Your search returned 9 results in 4 document sections:

Francis B. Carpenter, Six Months at the White House, Xlvi. (search)
Xlvi. Among the numerous visitors on one of the President's reception days, were a party of Congressmen, among whom was the Hon. Thomas Shannon, of California. Soon after the customary greeting, Mr. Shannon said:-- Mr. President, I met an old friend of yours in California last summer, Thompson Campbell, who had a good deCalifornia last summer, Thompson Campbell, who had a good deal to say of your Springfield life. Ah! returned Mr. Lincoln, I am glad to hear of him. Campbell used to be a dry fellow, he continued. For a time he was Secretary of State. One day, during the legislative vacation, a meek, cadaverous-looking man, with a white neck-cloth, introduced himself to him at his office, and, stating aid I, what think you of that style of preaching? It was the first Gospel sermon I ever heard in my life! was the emphatic rejoinder. One of Mr. Shannon's California colleagues, the Hon. Mr. Higby, told me that having special business one evening, which called him to the White House, the President came into the office, dress
Francis B. Carpenter, Six Months at the White House, Lxiv. (search)
that did not reach the other, I lost the conversation, till I found it consisted of a discursive review of General McClellan's character, in which I was directly appealed to know if we had not at one time considered him the second Napoleon in California.

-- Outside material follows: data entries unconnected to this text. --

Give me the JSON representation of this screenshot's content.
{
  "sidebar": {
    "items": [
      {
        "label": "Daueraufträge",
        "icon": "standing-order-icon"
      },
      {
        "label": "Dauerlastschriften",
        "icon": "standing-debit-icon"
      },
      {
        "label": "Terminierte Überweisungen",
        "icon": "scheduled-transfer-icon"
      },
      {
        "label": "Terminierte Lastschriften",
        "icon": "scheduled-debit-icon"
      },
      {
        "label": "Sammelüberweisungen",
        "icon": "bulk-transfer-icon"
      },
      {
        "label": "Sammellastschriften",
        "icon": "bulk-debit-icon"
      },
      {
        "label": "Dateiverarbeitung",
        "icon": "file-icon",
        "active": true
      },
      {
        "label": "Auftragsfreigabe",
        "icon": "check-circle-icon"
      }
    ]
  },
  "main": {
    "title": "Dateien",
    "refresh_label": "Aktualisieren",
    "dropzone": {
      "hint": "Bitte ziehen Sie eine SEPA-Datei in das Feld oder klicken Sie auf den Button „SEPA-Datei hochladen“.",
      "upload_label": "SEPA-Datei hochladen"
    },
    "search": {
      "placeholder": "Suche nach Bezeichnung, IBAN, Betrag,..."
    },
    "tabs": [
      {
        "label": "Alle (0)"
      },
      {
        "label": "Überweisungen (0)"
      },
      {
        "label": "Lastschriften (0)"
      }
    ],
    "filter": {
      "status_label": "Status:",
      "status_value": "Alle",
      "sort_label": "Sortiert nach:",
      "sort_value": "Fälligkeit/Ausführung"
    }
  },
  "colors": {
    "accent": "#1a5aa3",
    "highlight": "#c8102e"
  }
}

I hastened to say that I had found, in travelling in the New England States, more fervent admirers of the Unready than I had ever known to expend speculative enthusiasm upon him among us. So pleasant and scholarly a gentleman can nevethat lay like a pall on the spirit of the people while the grand procession wound its mournful length through the streets of the city out on that tearstained road to the gate of the cemetery, where the body passed beneath the prophetic words of California's most eloquent soul, Hither in future ages they shall bring, etc. When I spoke of Starr King, I saw how strong a chord I had touched in the great appreciative heart I addressed; and giving a weak dilution of that wondrous draught of soul-lit
Francis B. Carpenter, Six Months at the White House, Lxviii. (search)
eir ruler. Speaking once of the probability of his renomination, he said: If the people think I have managed their case for them well enough to trust me to carry it up to the next term, I am sure I shall be glad to take it. Judge Baldwin of California, being in Washington, called one day on General Halleck, and, presuming upon a familiar acquaintance in California a few years before, solicited a pass outside of our lines to see a brother in Virginia, not thinking that he would meet with a reCalifornia a few years before, solicited a pass outside of our lines to see a brother in Virginia, not thinking that he would meet with a refusal, as both his brother and himself were good Union men. We have been deceived too often, said General Halleek, and I regret I can't grant it. Judge B. then went to Stanton, and was very briefly disposed of, with the same result. Finally, he obtained an interview with Mr. Lincoln, and stated his case. Have you applied to General Halleck? inquired the President. Yes, and met with a flat refusal, said Judge B. Then you must see Stanton, continued the President. I have, and with the same
Francis B. Carpenter, Six Months at the White House, Index. (search)
oise Story. 212. Amnesty Proclamation, 98. Andersonville, 177. Apparition, 164. Arnold, Hon. I. N., 150, 237, 302. Ashley, Hon. Mr., 151. Ashmun, Hon., George, 284-286. Assassination, 63. B. Baker, G. E., 127. Baldwin, Judge, (Cal.,) 245. Baltimore Convention, 162. Barrett, Hon. J. H., 86, 254. Bateman, Newton, 192. Bates, Attorney-General, 55. Battle, Fair Oaks, 139. Beecher, Henry Ward, 135, 230. Bellows, Rev. Dr., 81, 274. Bible Presentation, 199. Bingham4; New Year's Day, 1865, 205; walk de earf like de Lord, 209; Rebel Peace Commissioners, 218; slave map, 215; Kilpatrick, 216; personal description, 217, 323; opinion on the war, 219; text applied to Fremont, 220; reappointment of Fremont, 222; California lady's account of a visit at Soldiers' home, 223; on trees 224; school of events, 225; Mc-Clellan, 130, 143, 227, 255; Peace Convention, 229; Henry Ward Beecher, 230; popularity with the soldiers and people, 231; portraits, 46, 231; Lieutenant